| Work instruction |
Each entry that follows should be written again verbatim.

_ _ _ _ _

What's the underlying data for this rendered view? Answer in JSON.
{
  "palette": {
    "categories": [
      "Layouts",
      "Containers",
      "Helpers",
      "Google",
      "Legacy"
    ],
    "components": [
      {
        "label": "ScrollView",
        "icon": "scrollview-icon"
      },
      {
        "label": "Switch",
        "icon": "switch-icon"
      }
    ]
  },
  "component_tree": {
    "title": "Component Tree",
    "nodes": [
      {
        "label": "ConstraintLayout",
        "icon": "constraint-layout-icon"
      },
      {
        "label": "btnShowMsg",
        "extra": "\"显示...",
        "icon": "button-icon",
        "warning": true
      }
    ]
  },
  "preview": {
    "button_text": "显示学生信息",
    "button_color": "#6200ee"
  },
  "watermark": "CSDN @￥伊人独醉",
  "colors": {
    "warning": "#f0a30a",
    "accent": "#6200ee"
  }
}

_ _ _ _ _

| Reply to the task |
What's the underlying data for this rendered view? Answer in JSON.
{
  "palette": {
    "categories": [
      "Layouts",
      "Containers",
      "Helpers",
      "Google",
      "Legacy"
    ],
    "components": [
      {
        "label": "ScrollView",
        "icon": "scrollview-icon"
      },
      {
        "label": "Switch",
        "icon": "switch-icon"
      }
    ]
  },
  "component_tree": {
    "title": "Component Tree",
    "nodes": [
      {
        "label": "ConstraintLayout",
        "icon": "constraint-layout-icon"
      },
      {
        "label": "btnShowMsg",
        "extra": "\"显示...",
        "icon": "button-icon",
        "warning": true
      }
    ]
  },
  "preview": {
    "button_text": "显示学生信息",
    "button_color": "#6200ee"
  },
  "watermark": "CSDN @￥伊人独醉",
  "colors": {
    "warning": "#f0a30a",
    "accent": "#6200ee"
  }
}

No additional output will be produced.